[Entries from a dataset of interfaces]
==========

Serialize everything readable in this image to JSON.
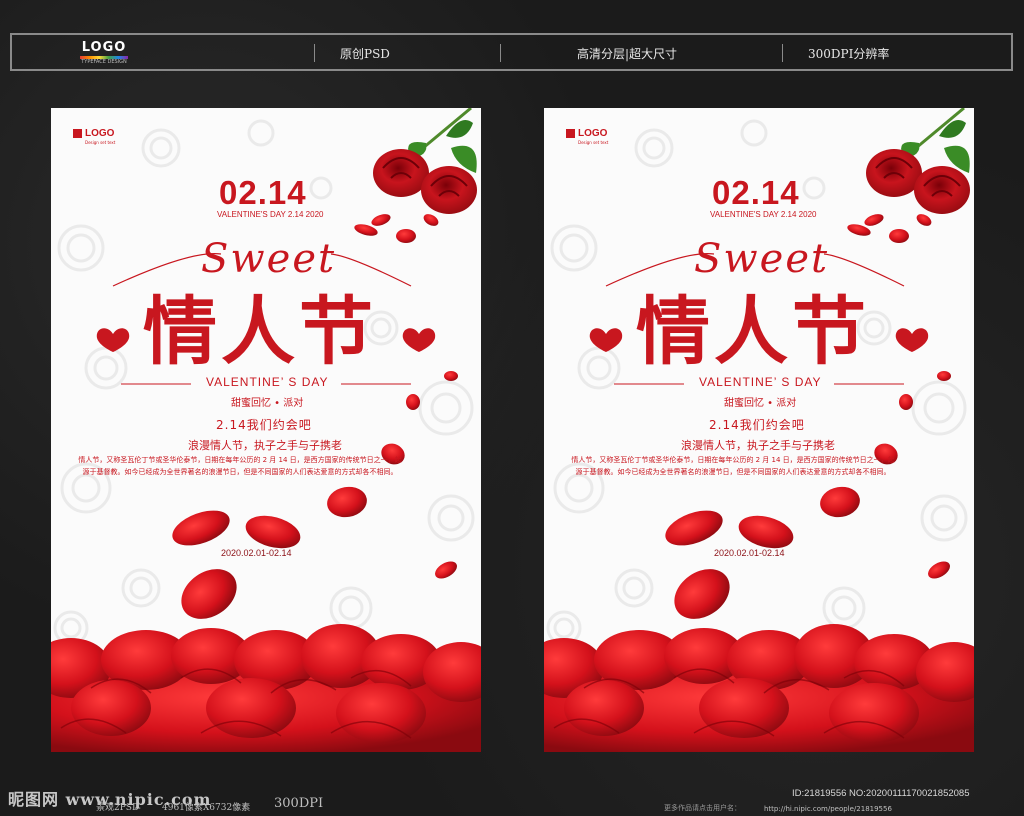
{
  "header": {
    "logo_text": "LOGO",
    "logo_subtext": "TYPEFACE DESIGN",
    "items": [
      "原创PSD",
      "高清分层|超大尺寸",
      "300DPI分辨率"
    ]
  },
  "poster": {
    "logo_text": "LOGO",
    "logo_subtext": "Design set text",
    "date": "02.14",
    "date_sub": "VALENTINE'S DAY 2.14 2020",
    "script_title": "Sweet",
    "main_title": "情人节",
    "english_title": "VALENTINE’ S DAY",
    "subtitle": "甜蜜回忆 • 派对",
    "date_line": "2.14我们约会吧",
    "slogan": "浪漫情人节，执子之手与子携老",
    "paragraph": "情人节，又称圣瓦伦丁节或圣华伦泰节，日期在每年公历的 2 月 14 日，是西方国家的传统节日之一，起源于基督教。如今已经成为全世界著名的浪漫节日，但是不同国家的人们表达爱意的方式却各不相同。",
    "date_range": "2020.02.01-02.14"
  },
  "footer": {
    "site": "昵图网 www.nipic.com",
    "text1": "景观2PSD",
    "text2": "4961像素X6732像素",
    "text3": "300DPI",
    "text4": "更多作品请点击用户名：",
    "id_line": "ID:21819556 NO:20200111170021852085",
    "url": "http://hi.nipic.com/people/21819556"
  },
  "colors": {
    "accent": "#c8171f",
    "petal": "#d4111b",
    "background": "#1b1b1b",
    "poster_bg": "#fbfbfb"
  }
}
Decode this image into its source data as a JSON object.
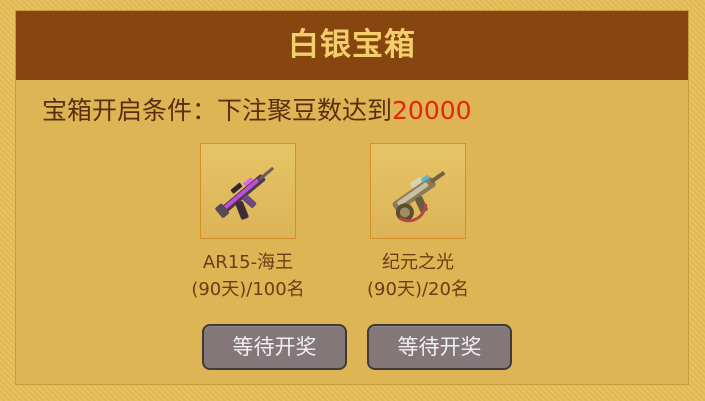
{
  "header": {
    "title": "白银宝箱"
  },
  "condition": {
    "prefix": "宝箱开启条件：下注聚豆数达到",
    "amount": "20000"
  },
  "rewards": [
    {
      "name": "AR15-海王",
      "count": "(90天)/100名",
      "icon": "rifle-icon"
    },
    {
      "name": "纪元之光",
      "count": "(90天)/20名",
      "icon": "heavy-gun-icon"
    }
  ],
  "buttons": {
    "first_label": "等待开奖",
    "second_label": "等待开奖"
  },
  "colors": {
    "title_bar": "#87450f",
    "panel": "#ddb554",
    "highlight": "#e3260f",
    "button": "#847779"
  }
}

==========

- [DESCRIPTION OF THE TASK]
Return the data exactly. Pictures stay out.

- [ANSWER]
Serialize everything readable in this image to JSON.
{
  "header": {
    "logo_text": "LOGO",
    "logo_subtext": "TYPEFACE DESIGN",
    "items": [
      "原创PSD",
      "高清分层|超大尺寸",
      "300DPI分辨率"
    ]
  },
  "poster": {
    "logo_text": "LOGO",
    "logo_subtext": "Design set text",
    "date": "02.14",
    "date_sub": "VALENTINE'S DAY 2.14 2020",
    "script_title": "Sweet",
    "main_title": "情人节",
    "english_title": "VALENTINE’ S DAY",
    "subtitle": "甜蜜回忆 • 派对",
    "date_line": "2.14我们约会吧",
    "slogan": "浪漫情人节，执子之手与子携老",
    "paragraph": "情人节，又称圣瓦伦丁节或圣华伦泰节，日期在每年公历的 2 月 14 日，是西方国家的传统节日之一，起源于基督教。如今已经成为全世界著名的浪漫节日，但是不同国家的人们表达爱意的方式却各不相同。",
    "date_range": "2020.02.01-02.14"
  },
  "footer": {
    "site": "昵图网 www.nipic.com",
    "text1": "景观2PSD",
    "text2": "4961像素X6732像素",
    "text3": "300DPI",
    "text4": "更多作品请点击用户名：",
    "id_line": "ID:21819556 NO:20200111170021852085",
    "url": "http://hi.nipic.com/people/21819556"
  },
  "colors": {
    "accent": "#c8171f",
    "petal": "#d4111b",
    "background": "#1b1b1b",
    "poster_bg": "#fbfbfb"
  }
}
Decode this image into its source data as a JSON object.
{
  "header": {
    "title": "白银宝箱"
  },
  "condition": {
    "prefix": "宝箱开启条件：下注聚豆数达到",
    "amount": "20000"
  },
  "rewards": [
    {
      "name": "AR15-海王",
      "count": "(90天)/100名",
      "icon": "rifle-icon"
    },
    {
      "name": "纪元之光",
      "count": "(90天)/20名",
      "icon": "heavy-gun-icon"
    }
  ],
  "buttons": {
    "first_label": "等待开奖",
    "second_label": "等待开奖"
  },
  "colors": {
    "title_bar": "#87450f",
    "panel": "#ddb554",
    "highlight": "#e3260f",
    "button": "#847779"
  }
}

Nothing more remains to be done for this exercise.